§ Entries provided
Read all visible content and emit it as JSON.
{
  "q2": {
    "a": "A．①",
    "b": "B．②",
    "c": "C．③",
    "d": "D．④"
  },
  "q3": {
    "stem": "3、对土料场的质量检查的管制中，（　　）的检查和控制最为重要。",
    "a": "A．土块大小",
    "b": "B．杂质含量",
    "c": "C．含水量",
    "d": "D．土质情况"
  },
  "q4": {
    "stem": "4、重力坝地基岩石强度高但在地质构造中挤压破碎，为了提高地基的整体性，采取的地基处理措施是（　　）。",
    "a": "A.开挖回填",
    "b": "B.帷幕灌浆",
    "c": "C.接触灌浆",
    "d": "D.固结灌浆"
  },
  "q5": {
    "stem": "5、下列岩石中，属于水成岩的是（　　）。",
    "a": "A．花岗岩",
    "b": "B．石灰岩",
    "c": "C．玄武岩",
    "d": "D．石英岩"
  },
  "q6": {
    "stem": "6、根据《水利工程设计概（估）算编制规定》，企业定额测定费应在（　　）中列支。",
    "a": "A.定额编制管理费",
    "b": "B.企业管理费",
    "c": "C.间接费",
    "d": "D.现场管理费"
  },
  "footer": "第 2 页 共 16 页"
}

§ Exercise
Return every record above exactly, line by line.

§ Response
Read all visible content and emit it as JSON.
{
  "q2": {
    "a": "A．①",
    "b": "B．②",
    "c": "C．③",
    "d": "D．④"
  },
  "q3": {
    "stem": "3、对土料场的质量检查的管制中，（　　）的检查和控制最为重要。",
    "a": "A．土块大小",
    "b": "B．杂质含量",
    "c": "C．含水量",
    "d": "D．土质情况"
  },
  "q4": {
    "stem": "4、重力坝地基岩石强度高但在地质构造中挤压破碎，为了提高地基的整体性，采取的地基处理措施是（　　）。",
    "a": "A.开挖回填",
    "b": "B.帷幕灌浆",
    "c": "C.接触灌浆",
    "d": "D.固结灌浆"
  },
  "q5": {
    "stem": "5、下列岩石中，属于水成岩的是（　　）。",
    "a": "A．花岗岩",
    "b": "B．石灰岩",
    "c": "C．玄武岩",
    "d": "D．石英岩"
  },
  "q6": {
    "stem": "6、根据《水利工程设计概（估）算编制规定》，企业定额测定费应在（　　）中列支。",
    "a": "A.定额编制管理费",
    "b": "B.企业管理费",
    "c": "C.间接费",
    "d": "D.现场管理费"
  },
  "footer": "第 2 页 共 16 页"
}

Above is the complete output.